The gas giant is mostly made up of hydrogen and helium, which is in stark contrast with Earth's elemental composition and atmosphere, which is mostly made up of nitrogen and oxygen.
For that reason, it's been hard for scientists to understand exactly how Jupiter's atmosphere works.
Researchers from Australia and the U.S. think they've unlocked the mystery between the planet’s atmosphere and its magnetic field using the Juno space probe, which orbits the planet.
“We know a lot about the jet streams in Earth’s atmosphere and the key role they play in the weather and climate, but we still have a lot to learn about Jupiter’s atmosphere,” Dr. Navid Constantinou from the Research School of Earth Sciences at The Australian National University (ANU) said.
What they think they've discovered is quite interesting
Those spectacular storms you see on the planet aren't just happening on its surface.
The winds have been found to extend approximately 1864 miles (3000km) deep, which means there's something interesting going on below the surface.
“Scientists have long debated how deep the jet streams reach beneath the surfaces of Jupiter and other gas giants, and why they do not appear in the sun’s interior,” Dr Constantinou said.
The new study, published in The Astrophysical Journal, suggests that Jupiter has powerful magnetic fields.
“The gas in the interior of Jupiter is magnetized, so we think our new theory explains why the jet streams go as deep as they do under the gas giant’s surface but don’t go any deeper,” Co-researcher Dr. Jeffrey Parker from Livermore National Laboratory said.
Constantinou added that "Earth's jet streams have a huge impact on the weather and climate by acting as a barrier and making it harder for air on either side of them to exchange properties such as heat, moisture and carbon."
Something similar happens on Jupiter, where clouds of ammonia take form on the upper atmosphere, giving the planet's those colorful storms.
As for Jupiter's straight clouds, the study revealed that because these storms move much faster than storms on Earth, they appear as lines.
“There are no continents and mountains below Jupiter’s atmosphere to obstruct the path of the jet streams,” Dr. Parker said.
“This makes the jet streams on Jupiter simpler.
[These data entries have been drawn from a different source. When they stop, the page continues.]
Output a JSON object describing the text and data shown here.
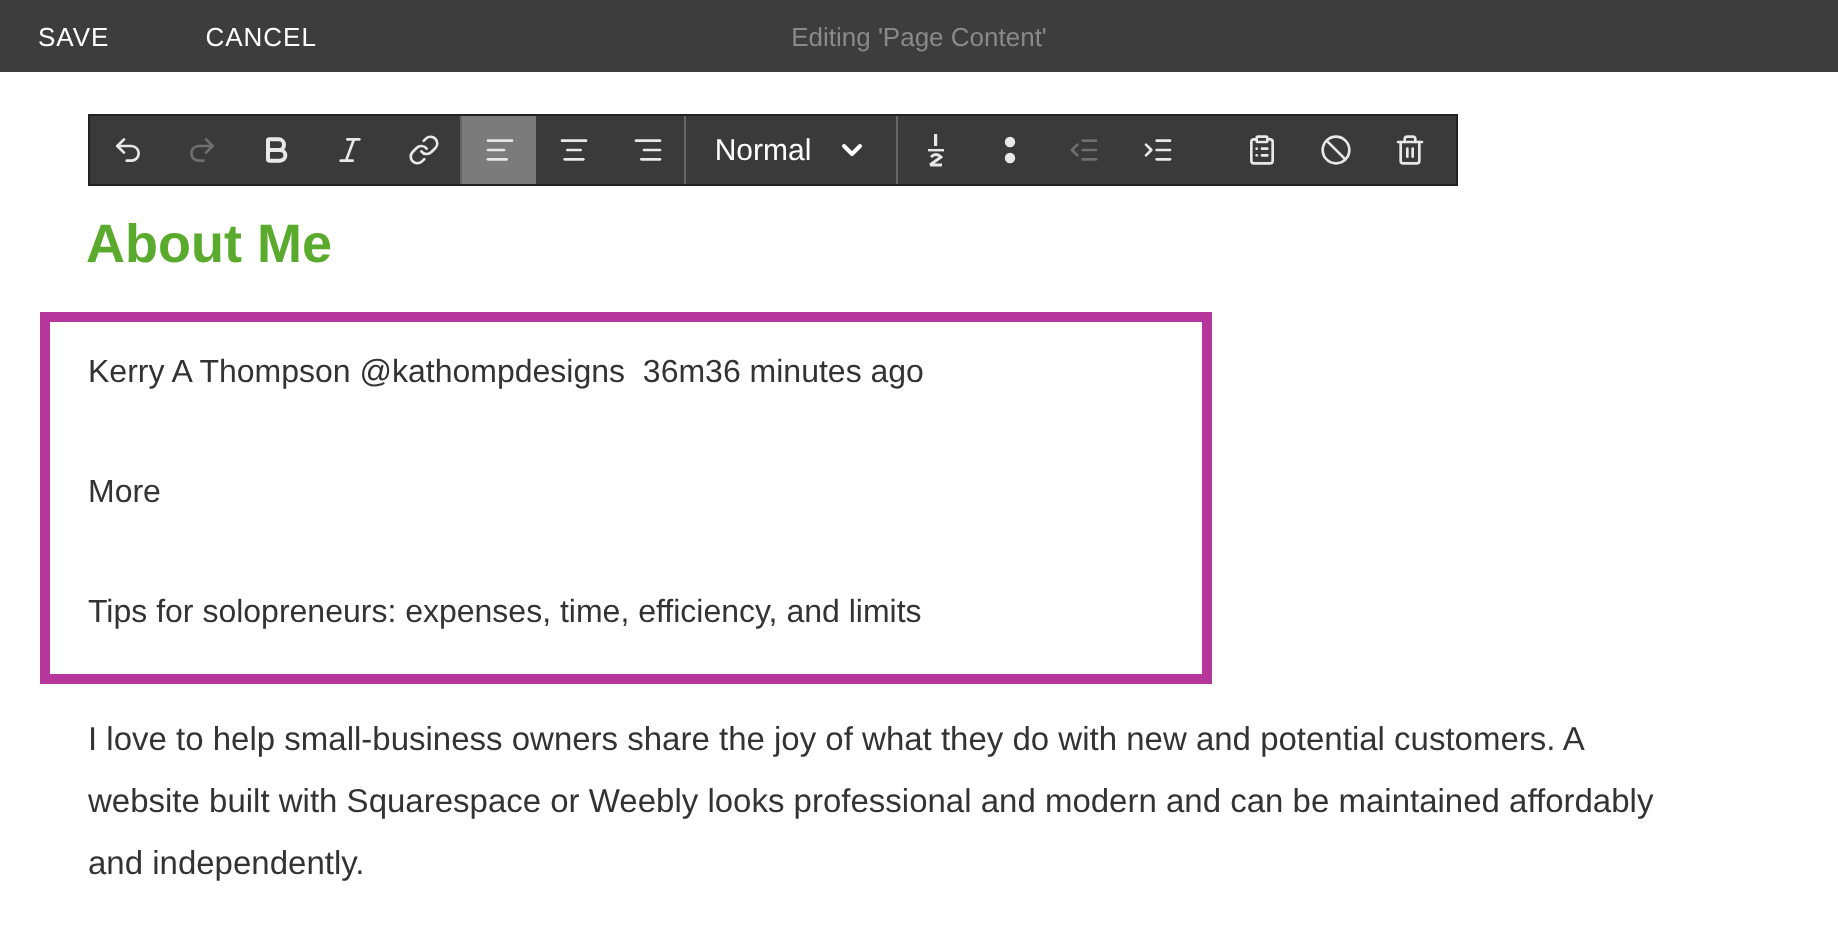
{
  "top_bar": {
    "buttons": [
      "SAVE",
      "CANCEL"
    ],
    "title": "Editing 'Page Content'"
  },
  "toolbar": {
    "groups": [
      {
        "kind": "buttons",
        "items": [
          {
            "kind": "undo",
            "disabled": false,
            "selected": false
          },
          {
            "kind": "redo",
            "disabled": true,
            "selected": false
          },
          {
            "kind": "bold",
            "disabled": false,
            "selected": false
          },
          {
            "kind": "italic",
            "disabled": false,
            "selected": false
          },
          {
            "kind": "link",
            "disabled": false,
            "selected": false
          }
        ]
      },
      {
        "kind": "buttons",
        "items": [
          {
            "kind": "align-left",
            "disabled": false,
            "selected": true
          },
          {
            "kind": "align-center",
            "disabled": false,
            "selected": false
          },
          {
            "kind": "align-right",
            "disabled": false,
            "selected": false
          }
        ]
      },
      {
        "kind": "dropdown",
        "value": "Normal"
      },
      {
        "kind": "buttons",
        "items": [
          {
            "kind": "numbered-list",
            "disabled": false,
            "selected": false
          },
          {
            "kind": "bullet-list",
            "disabled": false,
            "selected": false
          },
          {
            "kind": "outdent",
            "disabled": true,
            "selected": false
          },
          {
            "kind": "indent",
            "disabled": false,
            "selected": false
          },
          {
            "kind": "paste",
            "disabled": false,
            "selected": false
          },
          {
            "kind": "clear-format",
            "disabled": false,
            "selected": false
          },
          {
            "kind": "delete",
            "disabled": false,
            "selected": false
          }
        ]
      }
    ]
  },
  "heading": "About Me",
  "highlighted_box": {
    "lines": [
      "Kerry A Thompson @kathompdesigns  36m36 minutes ago",
      "More",
      "Tips for solopreneurs: expenses, time, efficiency, and limits"
    ]
  },
  "paragraph": "I love to help small-business owners share the joy of what they do with new and potential customers. A website built with Squarespace or Weebly looks professional and modern and can be maintained affordably and independently."
}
By studying Jupiter, not only do we unravel the mysteries in the interior of the gas giant, but we can also use Jupiter as a laboratory for studying how atmospheric flows work in general.”
So what about the Great Red Spot?
According to researchers, the high-pressure region in Jupiter's atmosphere, causing those majestic swirls, could disappear in the next two decades.
This storm, which is bigger than Earth, was spotted centuries ago, and has maintained its vortex because of the planet's powerful jet streams.
Over the last few decades, the width of the giant spot has been measured over and over again, and scientists have discovered that that the storm is shrinking.
Because Jupiter spins faster and has tens of thousands of miles of atmosphere, it's not strange that the planet has a storm that has lasted this long.
What's strange will be that one day we'll wake up and see a more tranquil-looking planet.